• EXERCISE: Copy every line of the data that contains the string "title".

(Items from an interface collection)

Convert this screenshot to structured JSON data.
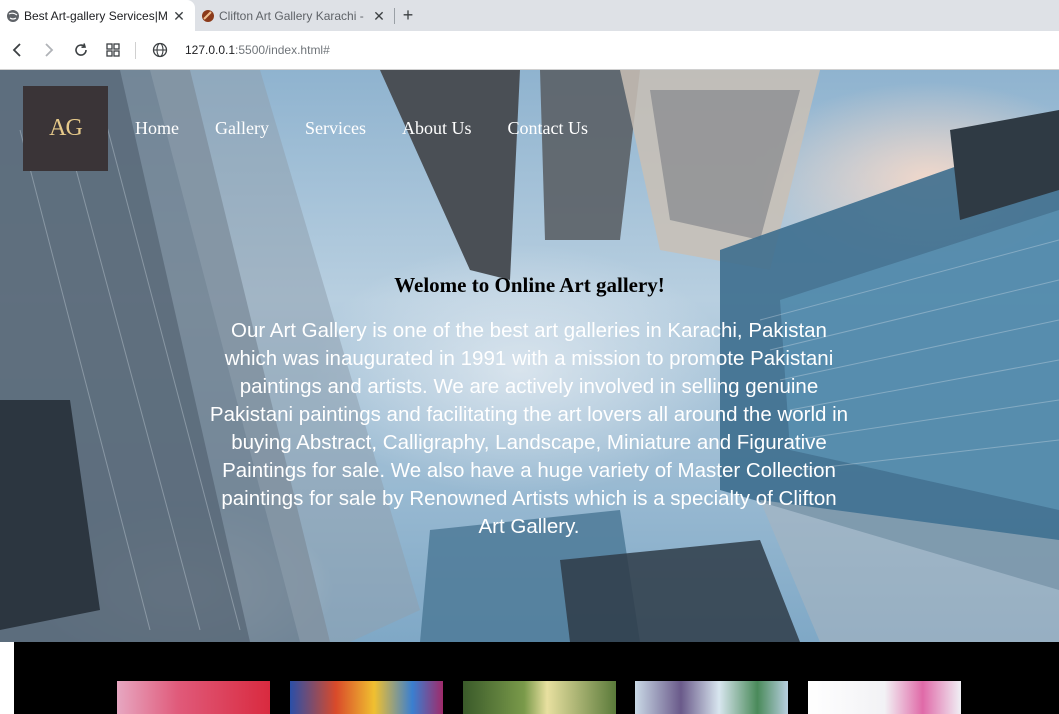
{
  "browser": {
    "tabs": [
      {
        "title": "Best Art-gallery Services|M",
        "active": true
      },
      {
        "title": "Clifton Art Gallery Karachi -",
        "active": false
      }
    ],
    "close_glyph": "✕",
    "new_tab_glyph": "+",
    "url_host": "127.0.0.1",
    "url_rest": ":5500/index.html#"
  },
  "site": {
    "logo_text": "AG",
    "nav": {
      "home": "Home",
      "gallery": "Gallery",
      "services": "Services",
      "about": "About Us",
      "contact": "Contact Us"
    },
    "welcome_heading": "Welome to Online Art gallery!",
    "intro_text": "Our Art Gallery is one of the best art galleries in Karachi, Pakistan which was inaugurated in 1991 with a mission to promote Pakistani paintings and artists. We are actively involved in selling genuine Pakistani paintings and facilitating the art lovers all around the world in buying Abstract, Calligraphy, Landscape, Miniature and Figurative Paintings for sale. We also have a huge variety of Master Collection paintings for sale by Renowned Artists which is a specialty of Clifton Art Gallery."
  },
  "colors": {
    "nav_text": "#ffffff",
    "strip_bg": "#000000"
  }
}
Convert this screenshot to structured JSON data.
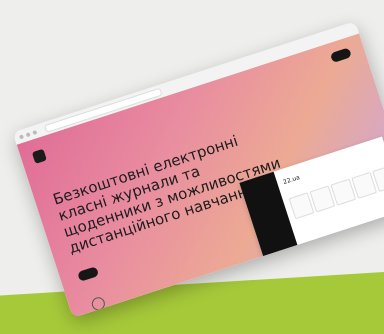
{
  "hero": {
    "headline": "Безкоштовні електронні класні журнали та щоденники з можливостями дистанційного навчання"
  },
  "dashboard": {
    "title": "22.ua"
  }
}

• EXERCISE ANSWER:
        "title": "Best Art-gallery Services|M",
        "title": "Clifton Art Gallery Karachi -",
    "title": "22.ua"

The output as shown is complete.